Thank you. And the next question comes from Vasily Karasyov from Cannonball Research.
Good morning. Thank you. I have a question about the outlook for subscriber additions this year.
So can you tell me, please, what changed and what was wrong with your model or where did you have to adjust your model from February when you were talking about adding between 2019 and 2020 number of subs, years 2019 and 2020, and now?
Yes, happy to talk about. Yes.
So - and then, what that factor is? And is it possible that that factor will change in a quarter or two, like how fluid that is?
So, let me answer the second part of the question first, which is, it is of course possible that it changes. We've said this in the past and I'll say again. There is sort of more underlying stability in the whole thing, because of the registration model. But we said there could be considerable variability from quarter to quarter, and what we saw in the first quarter was really strong January. And then, the sort of change in the news-cycle, combined with the opening up of activities that people could do sort of following a year of quarantine, combined with better weather, combined with the prevalence of vaccines that all sort of happened at once. And I'd say, it came a little faster than we were expecting, probably because the compounding effects of all of those things at once. And the reason we've suggested that it could continue into the second quarter is because the second quarter traditionally tends to be just a slower period for audience and news engagement. But, I'll say, as I said, I think an answer to an earlier question, we have seen periods, where the tide has gone out little bit on one particular storyline or few storylines and it always comes back. And we regard the underlying drivers as strong, very strong in comparison to 2019. And I'd say, we've got plenty of room ahead to optimize the model and optimize the funnel on our roadmaps now. And I'll just, and I said this before, but I don't think, it's hard to say, I mean, obviously, the news cycle plays big role in the model.
And so, 2 just our work on the underlying mechanics of it, it's hard to piece those things apart. But I don't think the - it's hard not to regard this as a moment in time right now.
Thank you. And a quick follow-up, not follow up, a quick question. Why did you feel, like you want - you needed to disclose the number of registrations, the 100 million? I don't think you've talked about it before, in this level, with this level of precision.
I think, you were saying that you had a very large data base.
So can you give us an idea?
Yeah, that's a great question.
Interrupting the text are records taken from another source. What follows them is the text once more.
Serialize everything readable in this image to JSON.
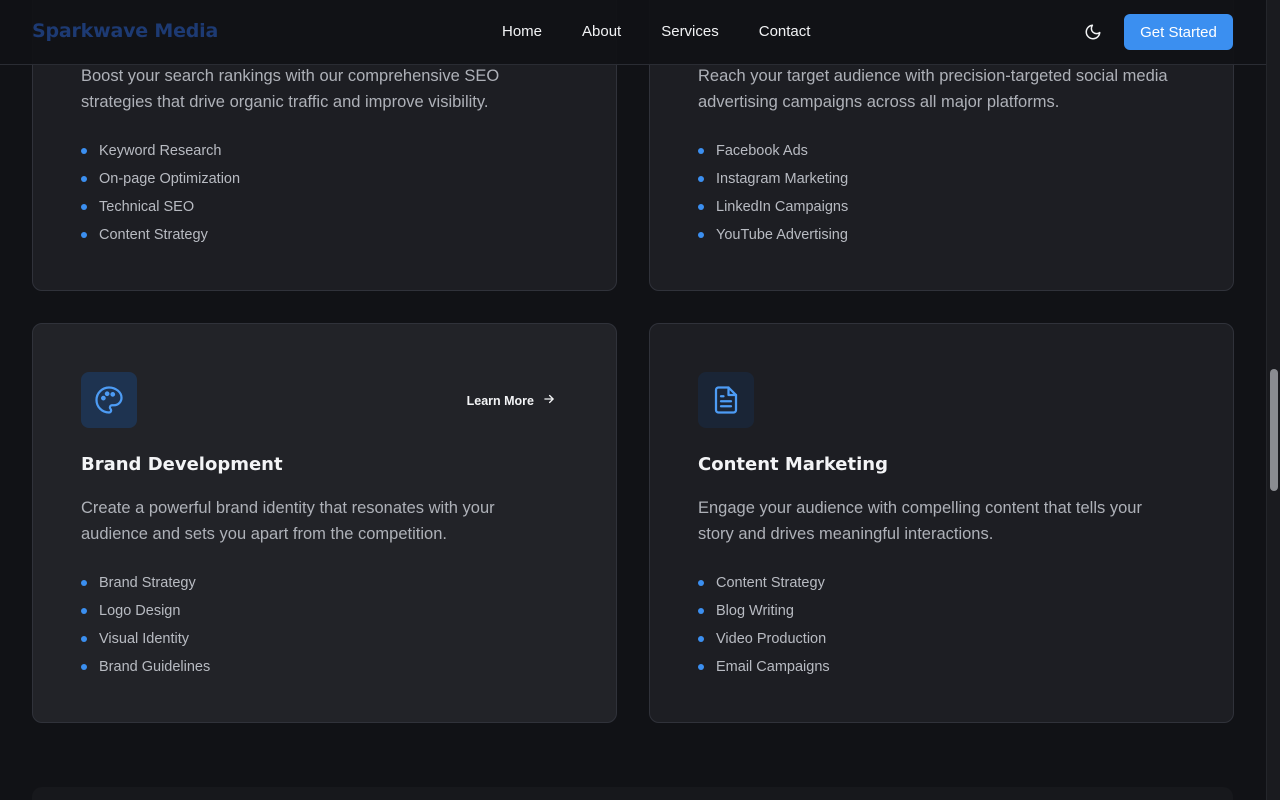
{
  "header": {
    "brand": "Sparkwave Media",
    "nav": [
      "Home",
      "About",
      "Services",
      "Contact"
    ],
    "cta": "Get Started",
    "theme_icon": "moon-icon"
  },
  "colors": {
    "accent": "#3b8ff0",
    "background": "#111216",
    "card": "#1d1e23"
  },
  "cards": [
    {
      "title": "",
      "description": "Boost your search rankings with our comprehensive SEO strategies that drive organic traffic and improve visibility.",
      "features": [
        "Keyword Research",
        "On-page Optimization",
        "Technical SEO",
        "Content Strategy"
      ]
    },
    {
      "title": "",
      "description": "Reach your target audience with precision-targeted social media advertising campaigns across all major platforms.",
      "features": [
        "Facebook Ads",
        "Instagram Marketing",
        "LinkedIn Campaigns",
        "YouTube Advertising"
      ]
    },
    {
      "title": "Brand Development",
      "icon": "palette-icon",
      "learn_more": "Learn More",
      "description": "Create a powerful brand identity that resonates with your audience and sets you apart from the competition.",
      "features": [
        "Brand Strategy",
        "Logo Design",
        "Visual Identity",
        "Brand Guidelines"
      ]
    },
    {
      "title": "Content Marketing",
      "icon": "document-icon",
      "description": "Engage your audience with compelling content that tells your story and drives meaningful interactions.",
      "features": [
        "Content Strategy",
        "Blog Writing",
        "Video Production",
        "Email Campaigns"
      ]
    }
  ]
}
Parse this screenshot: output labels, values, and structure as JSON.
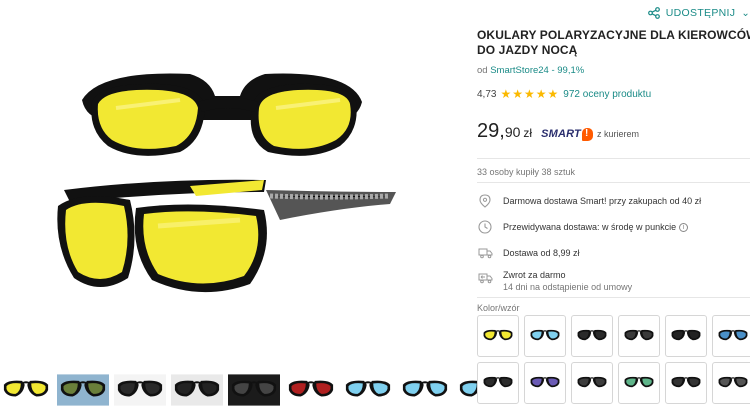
{
  "header": {
    "share_label": "UDOSTĘPNIJ",
    "share_icon": "share-icon"
  },
  "product": {
    "title": "OKULARY POLARYZACYJNE DLA KIEROWCÓW DO JAZDY NOCĄ",
    "seller_prefix": "od",
    "seller_name": "SmartStore24 - 99,1%",
    "rating": "4,73",
    "rating_stars": 5,
    "rating_count": "972 oceny produktu",
    "price_int": "29,",
    "price_dec": "90",
    "price_currency": "zł",
    "smart_label": "SMART",
    "courier_label": "z kurierem",
    "bought": "33 osoby kupiły 38 sztuk"
  },
  "delivery": {
    "free": "Darmowa dostawa Smart! przy zakupach od 40 zł",
    "expected": "Przewidywana dostawa: w środę w punkcie",
    "from": "Dostawa od 8,99 zł",
    "returns": "Zwrot za darmo",
    "returns_sub": "14 dni na odstąpienie od umowy"
  },
  "variants": {
    "label": "Kolor/wzór",
    "count": 12
  },
  "gallery": {
    "thumb_count": 9
  },
  "colors": {
    "accent": "#1a8b87",
    "star": "#fbb900",
    "smart": "#2b2f6e",
    "smart_badge": "#ff5a00",
    "lens_yellow": "#f2e832",
    "frame": "#111111"
  }
}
Listen, we really believe that the registration model has just improved our ability to get at those users and get them to form a habit, and ultimately pay and stay. And honestly, we were waiting for it to be a big enough number, that itself worthy of sharing. We think the fact that the number - we don't think we're done, just to be clear, the 100 million. And as I said earlier, we're still getting more registrations. But at 100 million that gives us really sizable population around whom we can intervene to stimulate return and draw people in a new way.
So, we disclosed it, because we want to make the point that it's a really important part of the model, it's really working. And it's based on which we're building lots of other optimization.
So, I mentioned our algorithms getting smarter about when to ask people to pay. I mentioned our newsletters having more news today than at any other point. I mentioned how important it is to get people to download and use the app. And the registration model helps us do all those things. And we really exposed it, one, because it's now the size that we're very excited about; and two, we think it's a really important factor in the underlying model and it gives us a lot of confidence about how we grow from here.
Thank you very much.
Thank you. And this concludes our question-and-answer session. I would like to turn the conference back over to Harlan Toplitzky for any closing remarks.
Thank you for joining us this morning. We look forward to talking to you again next quarter.
Thank you. The conference has now concluded. Thank you for attending today's presentation.
You may now disconnect your lines.